_Problem to work on_:
Single out the lines of the material that contain "arrow" and copy them.
___
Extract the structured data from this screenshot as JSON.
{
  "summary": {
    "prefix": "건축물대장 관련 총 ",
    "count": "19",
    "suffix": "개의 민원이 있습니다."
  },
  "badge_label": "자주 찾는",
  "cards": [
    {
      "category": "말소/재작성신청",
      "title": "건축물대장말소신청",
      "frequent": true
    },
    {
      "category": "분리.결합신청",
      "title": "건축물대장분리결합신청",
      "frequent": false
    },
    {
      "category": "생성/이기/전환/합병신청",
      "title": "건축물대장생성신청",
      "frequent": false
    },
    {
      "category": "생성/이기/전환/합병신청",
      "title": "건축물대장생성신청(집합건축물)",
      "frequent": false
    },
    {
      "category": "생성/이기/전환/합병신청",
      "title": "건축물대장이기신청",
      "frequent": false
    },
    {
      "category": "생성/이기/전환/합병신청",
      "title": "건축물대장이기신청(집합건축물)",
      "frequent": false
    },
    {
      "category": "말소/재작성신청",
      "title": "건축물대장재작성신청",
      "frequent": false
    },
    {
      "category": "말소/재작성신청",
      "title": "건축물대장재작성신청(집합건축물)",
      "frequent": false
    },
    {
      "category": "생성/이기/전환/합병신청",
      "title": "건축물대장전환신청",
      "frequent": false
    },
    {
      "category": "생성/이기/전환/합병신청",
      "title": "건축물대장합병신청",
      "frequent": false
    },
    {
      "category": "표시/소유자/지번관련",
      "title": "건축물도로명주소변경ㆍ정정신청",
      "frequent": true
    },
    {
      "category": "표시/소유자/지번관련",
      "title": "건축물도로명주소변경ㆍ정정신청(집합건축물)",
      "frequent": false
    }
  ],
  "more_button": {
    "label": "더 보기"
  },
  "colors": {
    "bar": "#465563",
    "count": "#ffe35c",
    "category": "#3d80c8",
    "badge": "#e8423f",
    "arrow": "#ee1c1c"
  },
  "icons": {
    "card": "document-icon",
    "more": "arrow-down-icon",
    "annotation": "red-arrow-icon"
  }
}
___
_Exercise result_:
    "arrow": "#ee1c1c"
    "more": "arrow-down-icon",
    "annotation": "red-arrow-icon"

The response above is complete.